• _Task material_:

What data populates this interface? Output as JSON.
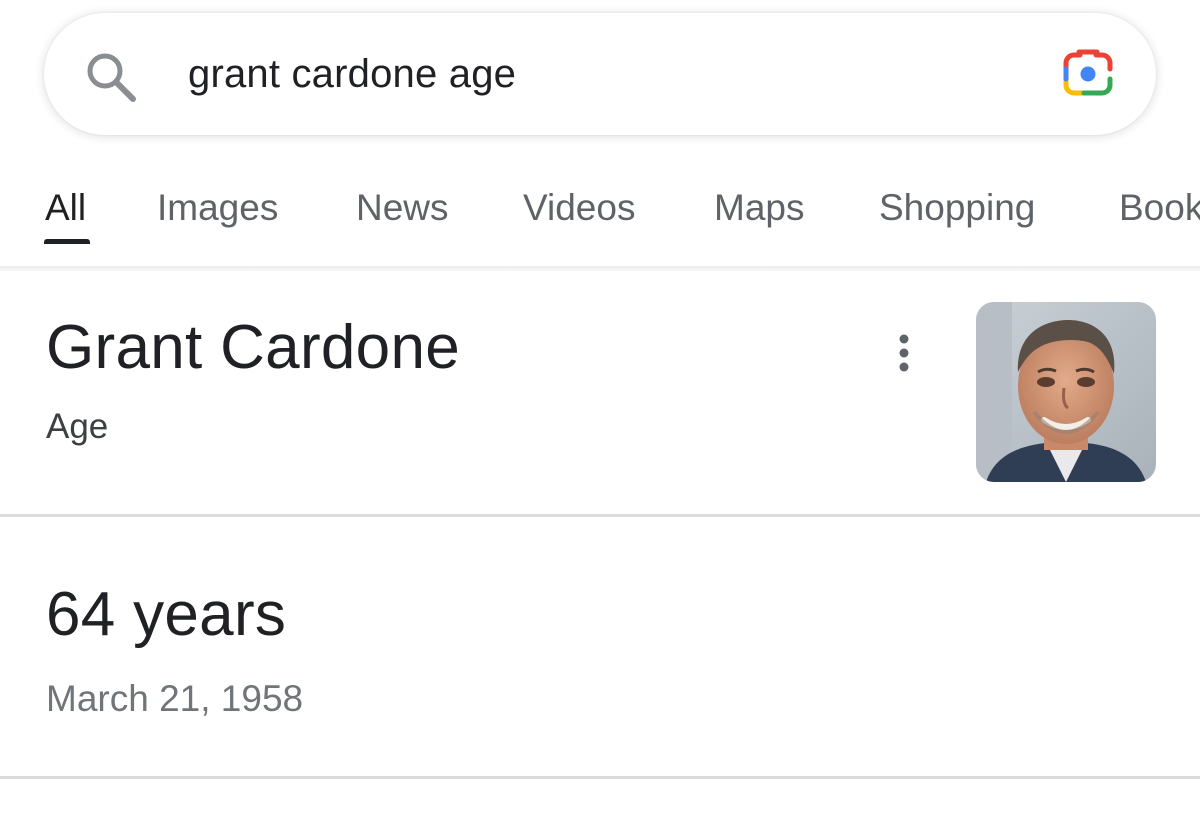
{
  "search": {
    "query": "grant cardone age",
    "icon": "search-icon",
    "lens_icon": "google-lens-icon"
  },
  "tabs": [
    {
      "label": "All",
      "active": true
    },
    {
      "label": "Images",
      "active": false
    },
    {
      "label": "News",
      "active": false
    },
    {
      "label": "Videos",
      "active": false
    },
    {
      "label": "Maps",
      "active": false
    },
    {
      "label": "Shopping",
      "active": false
    },
    {
      "label": "Books",
      "active": false
    }
  ],
  "knowledge_panel": {
    "title": "Grant Cardone",
    "subtitle": "Age",
    "more_icon": "more-vert-icon",
    "answer": "64 years",
    "date": "March 21, 1958"
  },
  "colors": {
    "text_primary": "#202124",
    "text_secondary": "#5f6368",
    "lens_blue": "#4285F4",
    "lens_red": "#EA4335",
    "lens_yellow": "#FBBC04",
    "lens_green": "#34A853"
  }
}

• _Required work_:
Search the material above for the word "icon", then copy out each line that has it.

• _Task output_:
    "icon": "search-icon",
    "lens_icon": "google-lens-icon"
    "more_icon": "more-vert-icon",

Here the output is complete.